  • Access beautifully interactive analysis and comparison tools
  • Compare nonprofit financials to similar organizations

Want to see how you can enhance your nonprofit research and unlock more insights? Learn More about GuideStar Pro.

Quogue Wildlife Refuge

Board of directors
as of 10/6/2021
SOURCE: Self-reported by organization
Board chair

Mr. Tom Casey

Long Island Pine Barrens Society

Anthony Bonner

Sea Level Construction

Board leadership practices

SOURCE: Self-reported by organization

GuideStar worked with BoardSource, the national leader in nonprofit board leadership and governance, to create this section.

  • Board orientation and education
    Does the board conduct a formal orientation for new board members and require all board members to sign a written agreement regarding their roles, responsibilities, and expectations? No
  • CEO oversight
    Has the board conducted a formal, written assessment of the chief executive within the past year ? No
  • Ethics and transparency
    Have the board and senior staff reviewed the conflict-of-interest policy and completed and signed disclosure statements in the past year? No
  • Board composition
    Does the board ensure an inclusive board member recruitment process that results in diversity of thought and leadership? No
  • Board performance
    Has the board conducted a formal, written self-assessment of its performance within the past three years? No

Organizational demographics

SOURCE: Self-reported; last updated 11/25/2019

Who works and leads organizations that serve our diverse communities? GuideStar partnered on this section with CHANGE Philanthropy and Equity in the Center.

Leadership

The organization's leader identifies as:

Race & ethnicity
White/Caucasian/European
Gender identity
Male, Not transgender (cisgender)
Sexual orientation
Heterosexual or Straight
Disability status
Person without a disability

The organization's co-leader identifies as:

Race & ethnicity
White/Caucasian/European
Gender identity
Female, Not transgender (cisgender)
Sexual orientation
Heterosexual or Straight
Disability status
Person without a disability

Race & ethnicity

No data

Gender identity

No data

 

No data

Sexual orientation

No data

Disability

No data

Equity strategies

Last updated: 11/25/2019

GuideStar partnered with Equity in the Center - an organization that works to shift mindsets, practices, and systems to increase racial equity - to create this section.
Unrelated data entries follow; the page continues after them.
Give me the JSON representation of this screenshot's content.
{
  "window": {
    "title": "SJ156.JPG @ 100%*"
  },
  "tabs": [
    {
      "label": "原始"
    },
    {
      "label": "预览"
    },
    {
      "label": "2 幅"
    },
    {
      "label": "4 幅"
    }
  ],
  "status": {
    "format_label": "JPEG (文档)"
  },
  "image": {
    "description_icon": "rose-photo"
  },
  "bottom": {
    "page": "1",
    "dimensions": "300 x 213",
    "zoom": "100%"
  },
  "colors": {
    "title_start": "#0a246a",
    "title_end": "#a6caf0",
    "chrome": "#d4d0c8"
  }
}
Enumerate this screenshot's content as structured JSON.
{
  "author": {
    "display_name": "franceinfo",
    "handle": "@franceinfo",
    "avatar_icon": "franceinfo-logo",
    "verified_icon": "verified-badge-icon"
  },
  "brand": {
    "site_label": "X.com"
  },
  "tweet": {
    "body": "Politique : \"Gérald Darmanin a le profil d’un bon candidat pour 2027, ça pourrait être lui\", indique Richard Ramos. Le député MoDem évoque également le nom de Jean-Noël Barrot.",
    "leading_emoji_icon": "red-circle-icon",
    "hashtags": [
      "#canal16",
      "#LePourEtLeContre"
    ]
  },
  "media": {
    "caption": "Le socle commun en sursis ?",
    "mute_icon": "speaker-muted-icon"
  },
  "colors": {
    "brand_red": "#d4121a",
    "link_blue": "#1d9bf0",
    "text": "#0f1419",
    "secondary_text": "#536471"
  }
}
Learn more

Data
  • We review compensation data across the organization (and by staff levels) to identify disparities by race.
  • We ask team members to identify racial disparities in their programs and / or portfolios.
  • We employ non-traditional ways of gathering feedback on programs and trainings, which may include interviews, roundtables, and external reviews with/by community stakeholders.
  • We have long-term strategic plans and measurable goals for creating a culture such that one’s race identity has no influence on how they fare within the organization.
Policies and processes
  • We help senior leadership understand how to be inclusive leaders with learning approaches that emphasize reflection, iteration, and adaptability.
  • We engage everyone, from the board to staff levels of the organization, in race equity work and ensure that individuals understand their roles in creating culture such that one’s race identity has no influence on how they fare within the organization.